Ok, stop rambling. What is a professional developer?
I think there is more to being a “professional” developer than just being paid for what you do. You need the experience, knowledge and the attitude.
To act in a professional manner, one must treat others with the same level of respect as they require to be treated with.
A professional can be a junior developer, developer, senior developer, manager, project manager, product manager or what ever other title there is, but must act in a way that they be treated or treat others the same; like a human. People get things wrong, make mistakes, suggest ideas not fully thought out or ideas about something they do not have a full understanding of, but this does not give rights to take the piss, show the other person up in front of others or even patronise/embarrass them in front of others.

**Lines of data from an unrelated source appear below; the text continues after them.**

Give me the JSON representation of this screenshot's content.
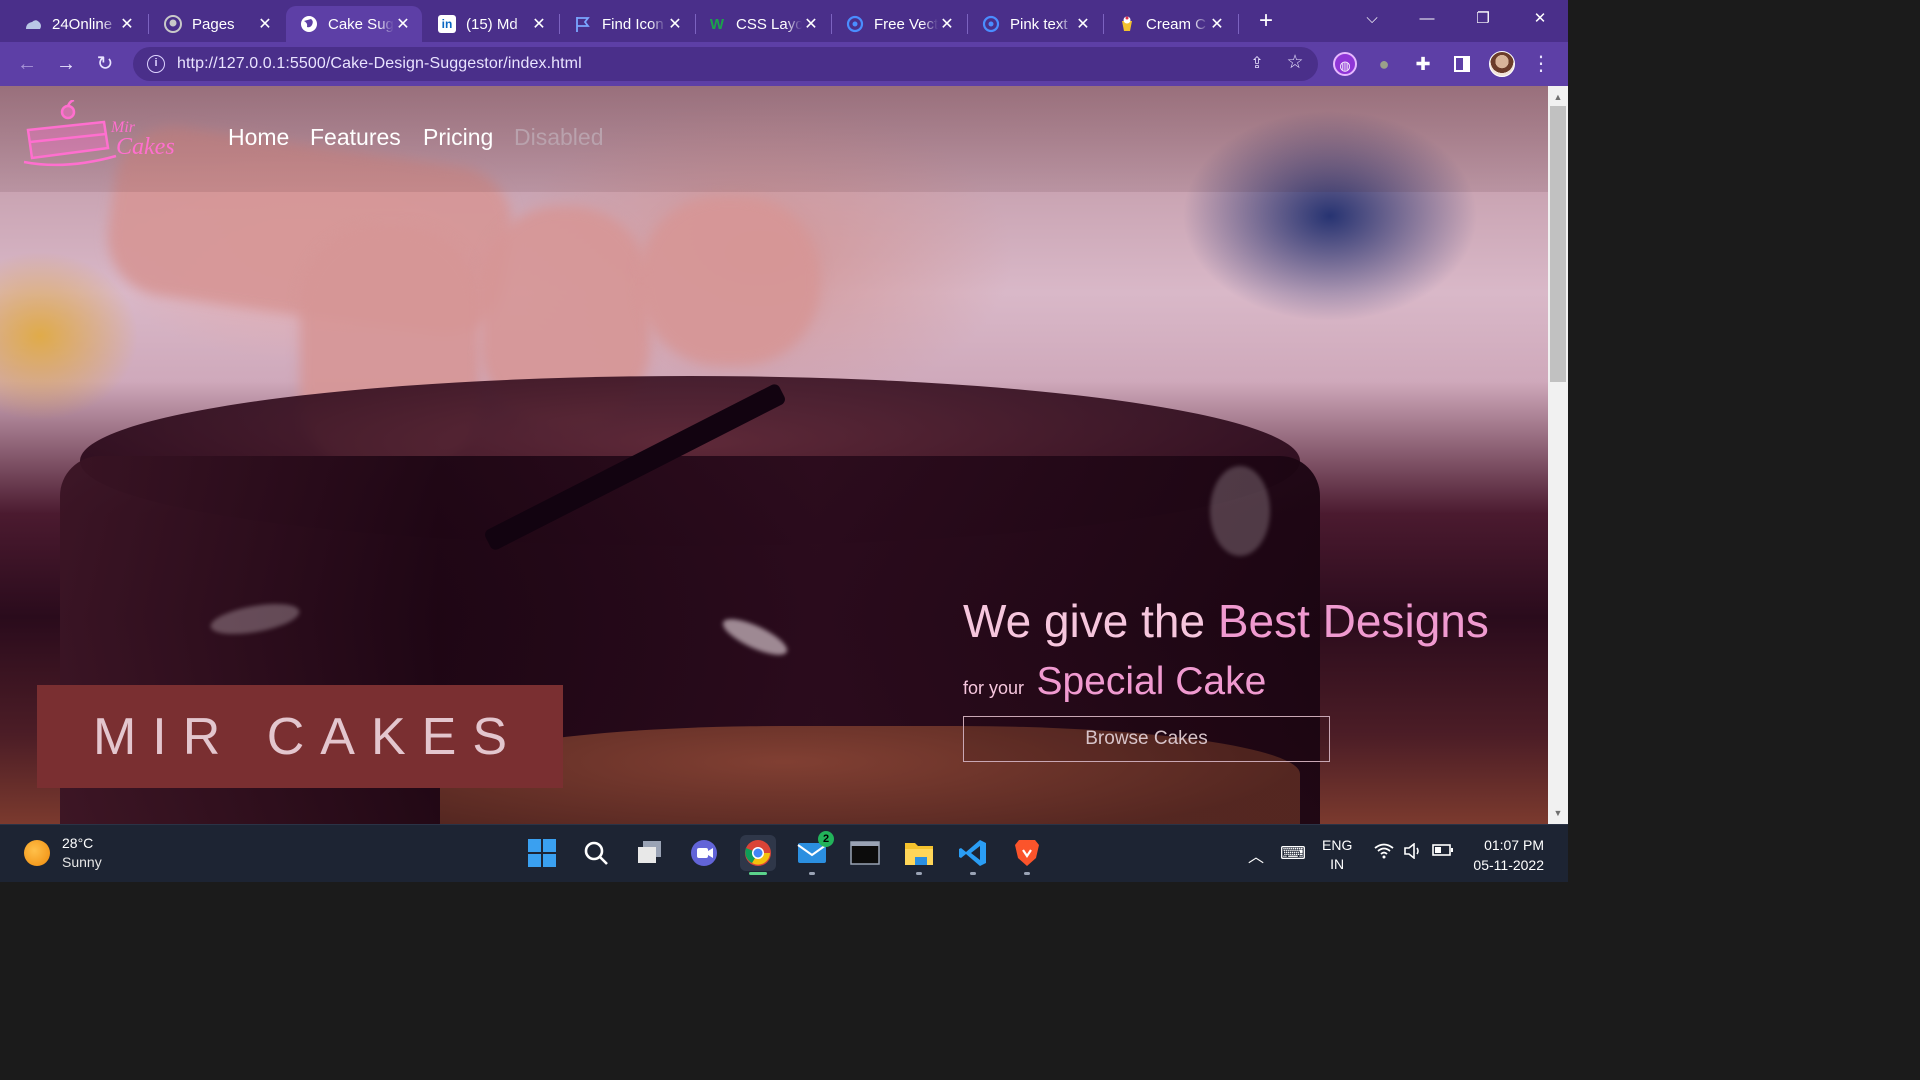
{
  "browser": {
    "tabs": [
      {
        "label": "24Online",
        "icon": "cloud-icon",
        "active": false
      },
      {
        "label": "Pages",
        "icon": "github-icon",
        "active": false
      },
      {
        "label": "Cake Sug",
        "icon": "globe-icon",
        "active": true
      },
      {
        "label": "(15) Md",
        "icon": "linkedin-icon",
        "active": false
      },
      {
        "label": "Find Icon",
        "icon": "flag-icon",
        "active": false
      },
      {
        "label": "CSS Layo",
        "icon": "w-icon",
        "active": false
      },
      {
        "label": "Free Vect",
        "icon": "vector-icon",
        "active": false
      },
      {
        "label": "Pink text",
        "icon": "vector-icon",
        "active": false
      },
      {
        "label": "Cream C",
        "icon": "cream-icon",
        "active": false
      }
    ],
    "new_tab": "+",
    "url": "http://127.0.0.1:5500/Cake-Design-Suggestor/index.html",
    "accent_color": "#5d3fa6"
  },
  "page": {
    "nav": {
      "home": "Home",
      "features": "Features",
      "pricing": "Pricing",
      "disabled": "Disabled"
    },
    "brand": "MIR CAKES",
    "headline_prefix": "We give the ",
    "headline_accent": "Best Designs",
    "subline_small": "for your",
    "subline_big": "Special Cake",
    "cta": "Browse Cakes",
    "accent_color": "#f09ad0"
  },
  "taskbar": {
    "temp": "28°C",
    "condition": "Sunny",
    "mail_badge": "2",
    "lang_top": "ENG",
    "lang_bottom": "IN",
    "time": "01:07 PM",
    "date": "05-11-2022"
  }
}
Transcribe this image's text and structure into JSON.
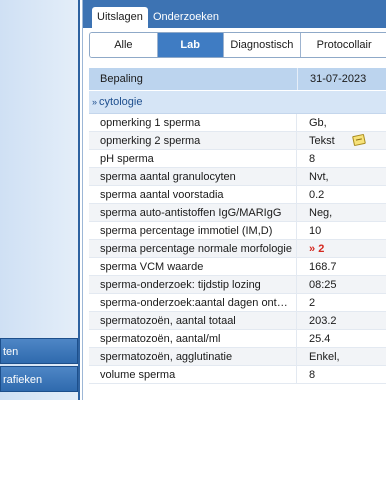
{
  "sidebar": {
    "buttons": [
      {
        "label": "ten"
      },
      {
        "label": "rafieken"
      }
    ]
  },
  "tabs": {
    "active": "Uitslagen",
    "inactive": "Onderzoeken"
  },
  "segments": [
    {
      "label": "Alle",
      "active": false
    },
    {
      "label": "Lab",
      "active": true
    },
    {
      "label": "Diagnostisch",
      "active": false
    },
    {
      "label": "Protocollair",
      "active": false
    }
  ],
  "table": {
    "header": {
      "bepaling": "Bepaling",
      "date": "31-07-2023"
    },
    "group": {
      "chevron": "»",
      "label": "cytologie"
    },
    "rows": [
      {
        "name": "opmerking 1 sperma",
        "value": "Gb,"
      },
      {
        "name": "opmerking 2 sperma",
        "value": "Tekst"
      },
      {
        "name": "pH sperma",
        "value": "8"
      },
      {
        "name": "sperma aantal granulocyten",
        "value": "Nvt,"
      },
      {
        "name": "sperma aantal voorstadia",
        "value": "0.2"
      },
      {
        "name": "sperma auto-antistoffen IgG/MARIgG",
        "value": "Neg,"
      },
      {
        "name": "sperma percentage immotiel (IM,D)",
        "value": "10"
      },
      {
        "name": "sperma percentage normale morfologie",
        "value": "2",
        "flag": "»"
      },
      {
        "name": "sperma VCM waarde",
        "value": "168.7"
      },
      {
        "name": "sperma-onderzoek: tijdstip lozing",
        "value": "08:25"
      },
      {
        "name": "sperma-onderzoek:aantal dagen ont…",
        "value": "2"
      },
      {
        "name": "spermatozoën, aantal totaal",
        "value": "203.2"
      },
      {
        "name": "spermatozoën, aantal/ml",
        "value": "25.4"
      },
      {
        "name": "spermatozoën, agglutinatie",
        "value": "Enkel,"
      },
      {
        "name": "volume sperma",
        "value": "8"
      }
    ]
  },
  "colors": {
    "accent": "#3d73b3",
    "header_bg": "#bcd4ee",
    "flag": "#d4281f"
  },
  "icons": {
    "note": "note-icon",
    "flag": "low-flag-icon"
  }
}
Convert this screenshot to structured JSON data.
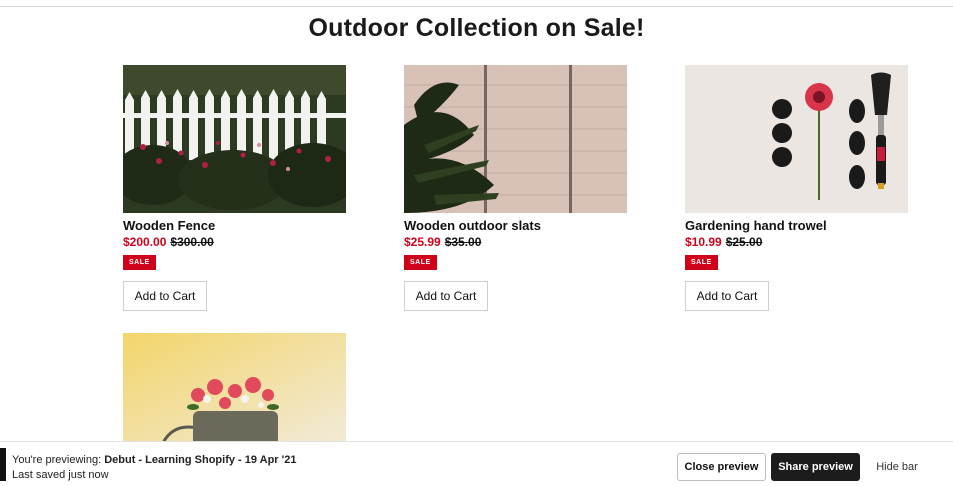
{
  "page": {
    "title": "Outdoor Collection on Sale!"
  },
  "products": [
    {
      "name": "Wooden Fence",
      "price": "$200.00",
      "compare_price": "$300.00",
      "badge": "SALE",
      "button": "Add to Cart",
      "image": "white-picket-fence-with-flowers"
    },
    {
      "name": "Wooden outdoor slats",
      "price": "$25.99",
      "compare_price": "$35.00",
      "badge": "SALE",
      "button": "Add to Cart",
      "image": "wood-slat-wall-with-plant"
    },
    {
      "name": "Gardening hand trowel",
      "price": "$10.99",
      "compare_price": "$25.00",
      "badge": "SALE",
      "button": "Add to Cart",
      "image": "flatlay-trowel-flower-stones"
    },
    {
      "name": "",
      "price": "",
      "compare_price": "",
      "badge": "",
      "button": "",
      "image": "watering-can-with-flowers"
    }
  ],
  "preview_bar": {
    "prefix": "You're previewing: ",
    "theme": "Debut - Learning Shopify - 19 Apr '21",
    "saved": "Last saved just now",
    "close_label": "Close preview",
    "share_label": "Share preview",
    "hide_label": "Hide bar"
  },
  "colors": {
    "sale": "#d0021b",
    "dark_button": "#1c1c1c",
    "border": "#cfcfcf"
  }
}
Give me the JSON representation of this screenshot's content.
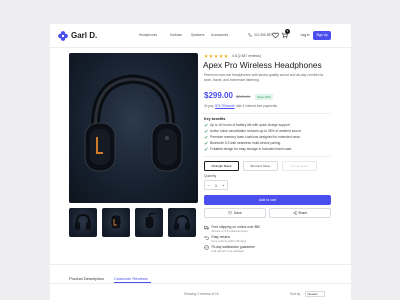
{
  "header": {
    "brand": "Garl D.",
    "nav": [
      "Headphones",
      "Earbuds",
      "Speakers",
      "Accessories"
    ],
    "phone": "321-555-987",
    "cart_count": "1",
    "login_label": "Log in",
    "signup_label": "Sign Up"
  },
  "product": {
    "rating_text": "4.8 (2,847 reviews)",
    "stars": 5,
    "title": "Apex Pro Wireless Headphones",
    "description": "Premium over-ear headphones with studio-quality sound and all-day comfort for work, travel, and immersive listening.",
    "price": "$299.00",
    "old_price": "$349.00",
    "save_badge": "Save 15%",
    "installments_prefix": "Or pay",
    "installments_amount": "$74.75/month",
    "installments_suffix": "with 4 interest-free payments",
    "benefits_title": "Key benefits",
    "benefits": [
      "Up to 40 hours of battery life with quick charge support",
      "Active noise cancellation reduces up to 35% of ambient sound",
      "Premium memory foam cushions designed for extended wear",
      "Bluetooth 5.3 with seamless multi-device pairing",
      "Foldable design for easy storage in included travel case"
    ],
    "colors": [
      "Midnight Black",
      "Brushed Silver",
      "Forest Green"
    ],
    "quantity_label": "Quantity",
    "quantity": "1",
    "add_to_cart_label": "Add to cart",
    "save_label": "Save",
    "share_label": "Share",
    "shipping": [
      {
        "title": "Free shipping on orders over $50",
        "sub": "Arrives in 3-5 business days"
      },
      {
        "title": "Easy returns",
        "sub": "Free returns within 30 days"
      },
      {
        "title": "Fit-day satisfaction guarantee",
        "sub": "Full refund if not satisfied"
      }
    ]
  },
  "tabs": {
    "description_label": "Product Description",
    "reviews_label": "Customer Reviews"
  },
  "reviews": {
    "showing": "Showing 3 reviews of 16",
    "sort_label": "Sort by",
    "sort_value": "Newest"
  },
  "colors": {
    "accent": "#4a4fee",
    "star": "#f5b31c",
    "check": "#2f9a5e"
  }
}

Someone who treats people like they are assets to the team. Someone who allows others to teach them. Someone who pushes others comfort zones and allows others to push their comfort zones. Doesn’t look at someone else’s code and sniggers, or shows it to someone like a funny cat picture. Leaves arrogance and twat like traits on the other side of the office door and lets people know that if they have a problem, that they can talk to them or ask for help.
One of the biggest traits I enjoy having is a mentor like approach. Am I the best developer, no. In every role I have had, I have treated the end user as a VIP as they are potentially using what I am building, so why treat every user like they are stupid and know nothing? They will know more as they use it every day, they know the business process. I have treated team mates with the up most respect and listened and learned from them. If I think I have a different approach that might work (note that I did not say better) I will put the suggestion forward and maybe work towards a solution that works best for the team or the business.
Being a professional is not just about knowledge for the trade, it is also about awareness of your teams mental health. In most cases, we are at work more than we are with our loved ones. People have issues at home you may not be aware of; and even though I believe in leaving your personal problems at the door, this is not always possible. People go through breakups, divorce, child custody battles, money problems, confidence problems, mental health issues and so on. So think about that the next time you laugh at someone in your team, or take the piss that they spell something wrong, do a task in an odd or over the top way.
A professional is getting off the childish playground and standing up to people as well as treating others with respect and acceptable behaviour, asking how your team mate next to you is doing, recognising when someone is having a bad day and asking if they need help. If they are the same sex as you, don’t belittle them, if they are the opposite sex, don’t make inappropriate comments, and yes I am [mainly] on about the comments that are shitty and chauvinistic.
Above all, create an atmosphere that people in your team can enjoy and people outside of your team want to visit for help about something, or just a chat.